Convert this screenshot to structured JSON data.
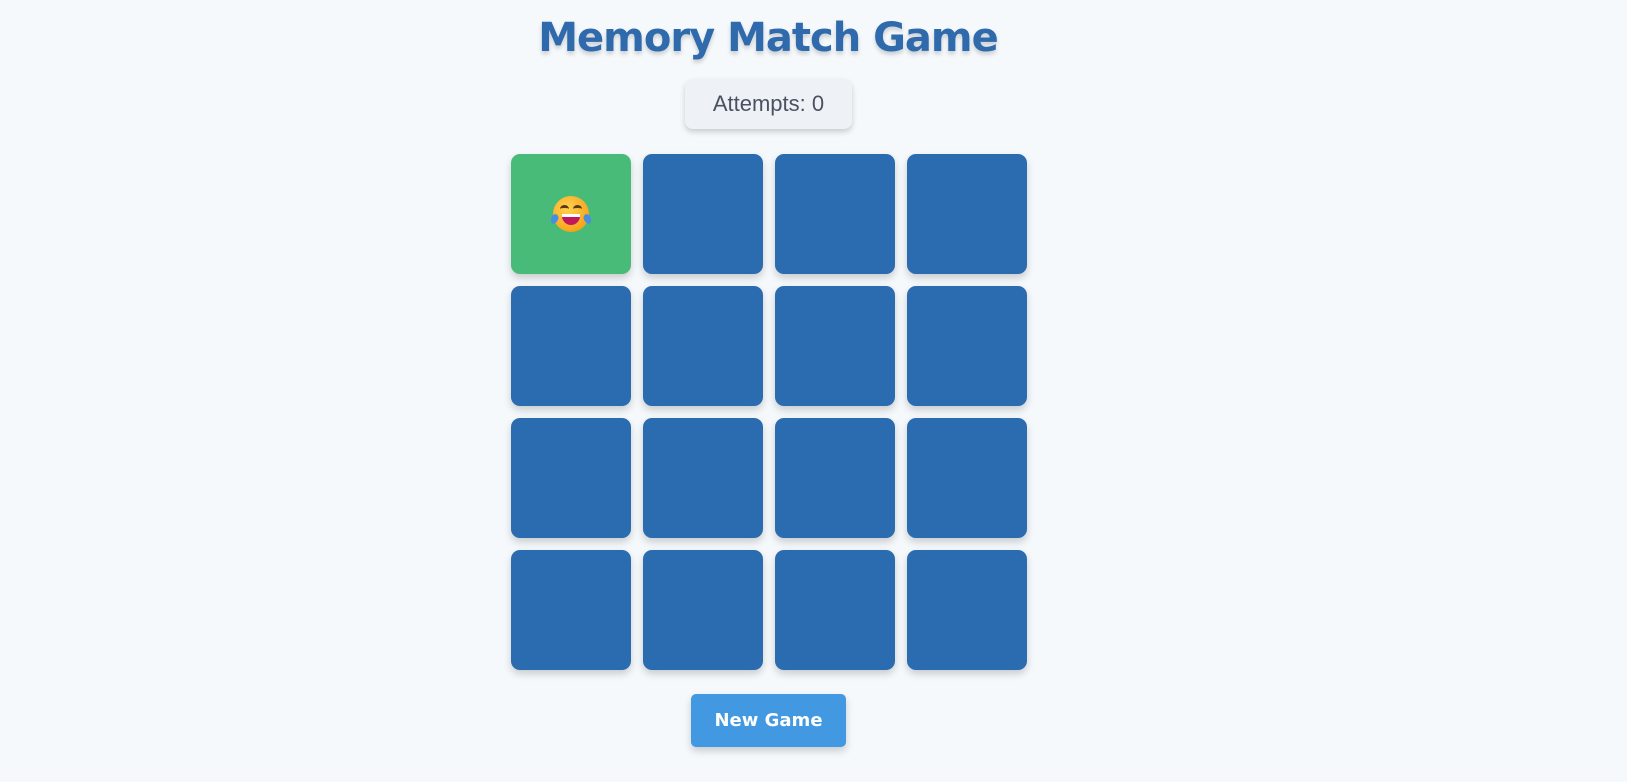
{
  "title": "Memory Match Game",
  "attempts": {
    "label": "Attempts:",
    "value": "0"
  },
  "board": {
    "cards": [
      {
        "state": "flipped",
        "icon": "face-with-tears-of-joy-icon"
      },
      {
        "state": "hidden"
      },
      {
        "state": "hidden"
      },
      {
        "state": "hidden"
      },
      {
        "state": "hidden"
      },
      {
        "state": "hidden"
      },
      {
        "state": "hidden"
      },
      {
        "state": "hidden"
      },
      {
        "state": "hidden"
      },
      {
        "state": "hidden"
      },
      {
        "state": "hidden"
      },
      {
        "state": "hidden"
      },
      {
        "state": "hidden"
      },
      {
        "state": "hidden"
      },
      {
        "state": "hidden"
      },
      {
        "state": "hidden"
      }
    ]
  },
  "new_game_label": "New Game",
  "colors": {
    "background": "#f5f9fc",
    "title": "#2f6aad",
    "card_back": "#2b6cb0",
    "card_flipped": "#48bb78",
    "button": "#4299e1"
  }
}
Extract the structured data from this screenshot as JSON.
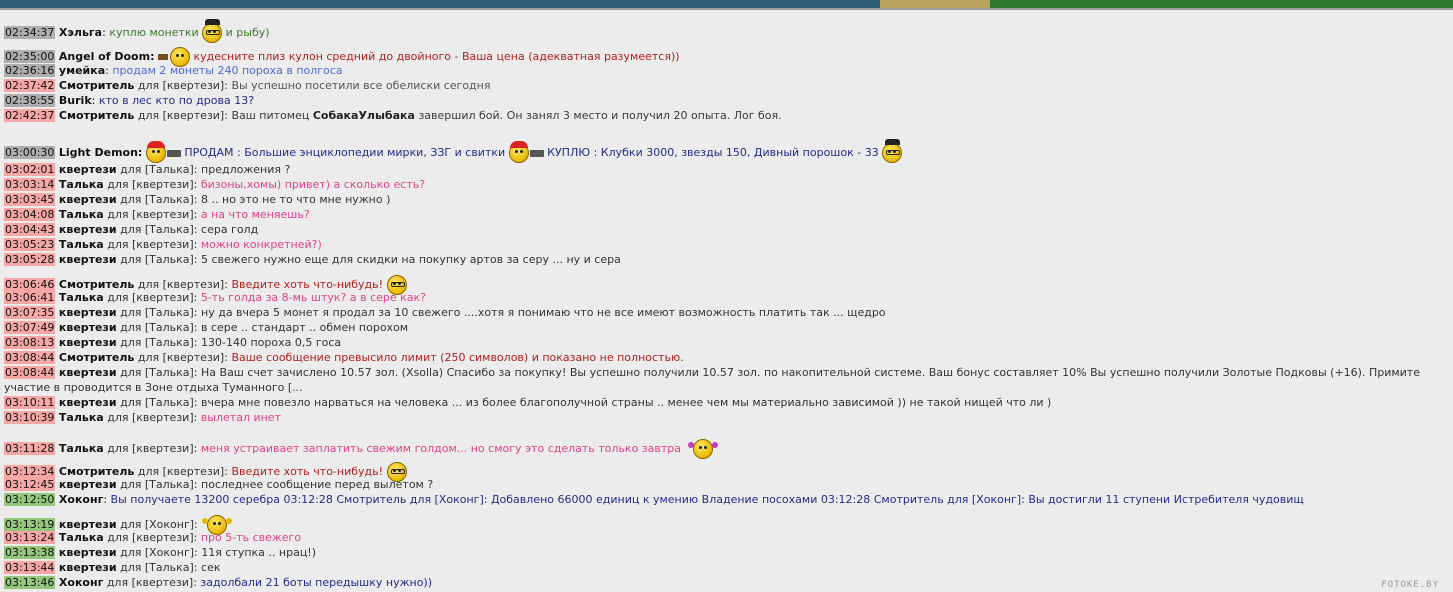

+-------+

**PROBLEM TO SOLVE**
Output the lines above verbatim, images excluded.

**RESPONSE TO THIS EXERCISE**
Convert this screenshot to structured JSON data.
{
  "title": "Memory Match Game",
  "attempts": {
    "label": "Attempts:",
    "value": "0"
  },
  "board": {
    "cards": [
      {
        "state": "flipped",
        "icon": "face-with-tears-of-joy-icon"
      },
      {
        "state": "hidden"
      },
      {
        "state": "hidden"
      },
      {
        "state": "hidden"
      },
      {
        "state": "hidden"
      },
      {
        "state": "hidden"
      },
      {
        "state": "hidden"
      },
      {
        "state": "hidden"
      },
      {
        "state": "hidden"
      },
      {
        "state": "hidden"
      },
      {
        "state": "hidden"
      },
      {
        "state": "hidden"
      },
      {
        "state": "hidden"
      },
      {
        "state": "hidden"
      },
      {
        "state": "hidden"
      },
      {
        "state": "hidden"
      }
    ]
  },
  "new_game_label": "New Game",
  "colors": {
    "background": "#f5f9fc",
    "title": "#2f6aad",
    "card_back": "#2b6cb0",
    "card_flipped": "#48bb78",
    "button": "#4299e1"
  }
}
Extract the structured data from this screenshot as JSON.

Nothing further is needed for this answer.